Dr. Régis Joulia

Early Career Research prize in Allergology: Régis JOULIA (PhD 2016), UK, BSI, for his post-doctoral work on the interactions between mast cells and blood vessels during inflammation

Dr Régis Joulia obtained his PhD in the lab of Dr. Eric Espinosa and Dr. Salvatore Valitutti at the University Toulouse Paul Sabatier, France in 2016. Following a 5-year postdoctoral position in the laboratory of Prof. Sussan Nourshargh, Queen Mary University of London, he became an independent researcher within the team of Prof. Clare Lloyd at the National Heart and Lung Institute (NHLI), Imperial College, in 2021. Régis has made seminal scientific contributions published in Immunity, Journal of Clinical Investigation, Nature Communications and Journal of Allergy and Clinical Immunology. His postdoctoral work was supported by the Foundation for Medical Research (FRM, France), Foundation Bettencourt-Schueller (France), WHRI-ACADEMY International Fellowship, EU Marie-Curie Action (Europe) and the British Heart Foundation (BHF, UK). Régis’ current work is funded by an Imperial College BHF CRE Research Fellowship (UK) and the Imperial Biomedical Research Centre (BRC, UK).         

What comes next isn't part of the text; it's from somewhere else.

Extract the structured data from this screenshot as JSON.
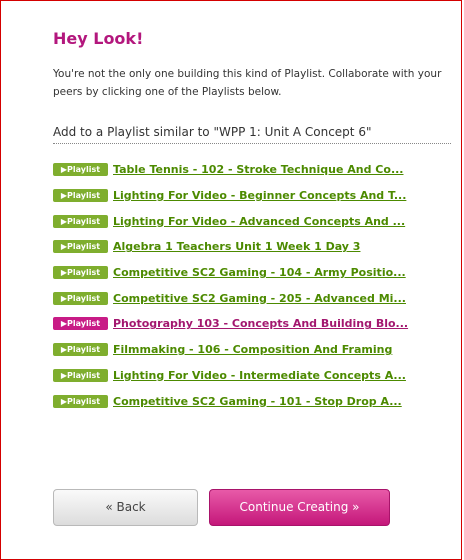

Régis’s work focuses on the impact of inflammation on the network of blood vessels. Indeed, in addition to ensuring supply of oxygen and nutrients, blood vessels are the main reservoir of immune cells that will enter the tissue during inflammation. Due to this constant movement of fluid and cells, blood vessels and their cellular components (i.e. endothelial cells and pericytes) have the ability to adapt their functions and 3D organisation to every immune response. Central to the activation and remodelling of blood vessels are the resident leukocytes, such as mast cells. This critical cell type is capable of detecting threats and is able to swiftly trigger the inflammatory process during allergic responses. During his postdoctoral work, Dr. Joulia demonstrated that the hyperactivation of mast cells in close proximity of blood vessels leads to an aberrant mode of neutrophil migration where neutrophils “reverse” back into the blood circulation to disseminate inflammation to other parts of organism such as the lungs.

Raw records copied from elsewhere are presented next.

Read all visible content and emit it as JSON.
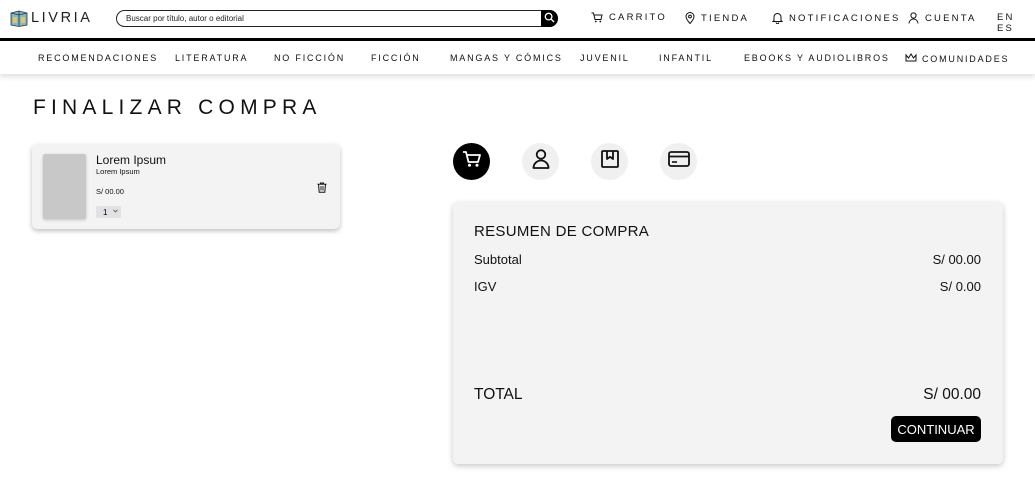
{
  "header": {
    "logo_text": "LIVRIA",
    "search_placeholder": "Buscar por título, autor o editorial",
    "nav": {
      "cart": "CARRITO",
      "store": "TIENDA",
      "notifications": "NOTIFICACIONES",
      "account": "CUENTA",
      "language": "EN ES"
    }
  },
  "categories": [
    "RECOMENDACIONES",
    "LITERATURA",
    "NO FICCIÓN",
    "FICCIÓN",
    "MANGAS Y CÓMICS",
    "JUVENIL",
    "INFANTIL",
    "EBOOKS Y AUDIOLIBROS",
    "COMUNIDADES"
  ],
  "page_title": "FINALIZAR COMPRA",
  "cart_item": {
    "title": "Lorem Ipsum",
    "author": "Lorem Ipsum",
    "price": "S/ 00.00",
    "quantity": "1"
  },
  "steps": [
    {
      "icon": "cart-icon",
      "active": true
    },
    {
      "icon": "user-icon",
      "active": false
    },
    {
      "icon": "bookmark-icon",
      "active": false
    },
    {
      "icon": "credit-card-icon",
      "active": false
    }
  ],
  "summary": {
    "title": "RESUMEN DE COMPRA",
    "subtotal_label": "Subtotal",
    "subtotal_value": "S/ 00.00",
    "igv_label": "IGV",
    "igv_value": "S/ 0.00",
    "total_label": "TOTAL",
    "total_value": "S/ 00.00",
    "continue_label": "CONTINUAR"
  },
  "colors": {
    "accent": "#000000",
    "card_bg": "#f3f3f4",
    "thumb": "#c8c8c8"
  }
}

Recently, Régis discovered that mast cells have a unique ability to interact with pericytes, structural cells surrounding endothelial cells, and their essential role in maintaining blood vessel stability. In addition, his latest research demonstrated that mast cell activation in the context of lung allergic asthma leads to the destabilisation of pericyte functions and disruption of blood vessel organisation in the lungs. Moving forward, Dr. Joulia’s research will focus on understanding how activation of immune cells impact blood vessel functions in the context of respiratory disorders. Within the team of Prof. Clare Lloyd, he has developed a trans-disciplinary approach combining spatial imaging and transcriptomic methods with in vivo models and human patient samples to answer challenging questions and unravel new mechanisms driving the progression of lung disorders such as allergy and asthma.

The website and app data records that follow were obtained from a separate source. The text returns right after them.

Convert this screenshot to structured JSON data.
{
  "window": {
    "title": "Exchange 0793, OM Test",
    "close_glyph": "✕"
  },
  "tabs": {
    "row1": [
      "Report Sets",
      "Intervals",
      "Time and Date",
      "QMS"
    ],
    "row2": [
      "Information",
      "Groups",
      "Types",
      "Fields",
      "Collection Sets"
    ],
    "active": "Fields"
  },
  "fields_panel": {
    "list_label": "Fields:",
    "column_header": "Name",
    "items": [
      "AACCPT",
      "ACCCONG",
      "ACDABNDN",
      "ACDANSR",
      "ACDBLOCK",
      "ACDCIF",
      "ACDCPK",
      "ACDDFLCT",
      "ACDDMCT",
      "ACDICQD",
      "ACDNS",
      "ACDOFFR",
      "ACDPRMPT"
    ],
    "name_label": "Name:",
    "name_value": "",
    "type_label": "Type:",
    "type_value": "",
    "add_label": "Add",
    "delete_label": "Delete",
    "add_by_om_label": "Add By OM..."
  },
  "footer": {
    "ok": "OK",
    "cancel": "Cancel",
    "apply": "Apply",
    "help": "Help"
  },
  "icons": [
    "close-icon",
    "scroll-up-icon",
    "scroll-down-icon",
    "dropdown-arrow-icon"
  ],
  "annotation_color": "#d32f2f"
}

Dr. Joulia pursues his research on the impact of respiratory disorders on the lung vasculature at the National Heart and Lung Institute (NHLI), Imperial College London.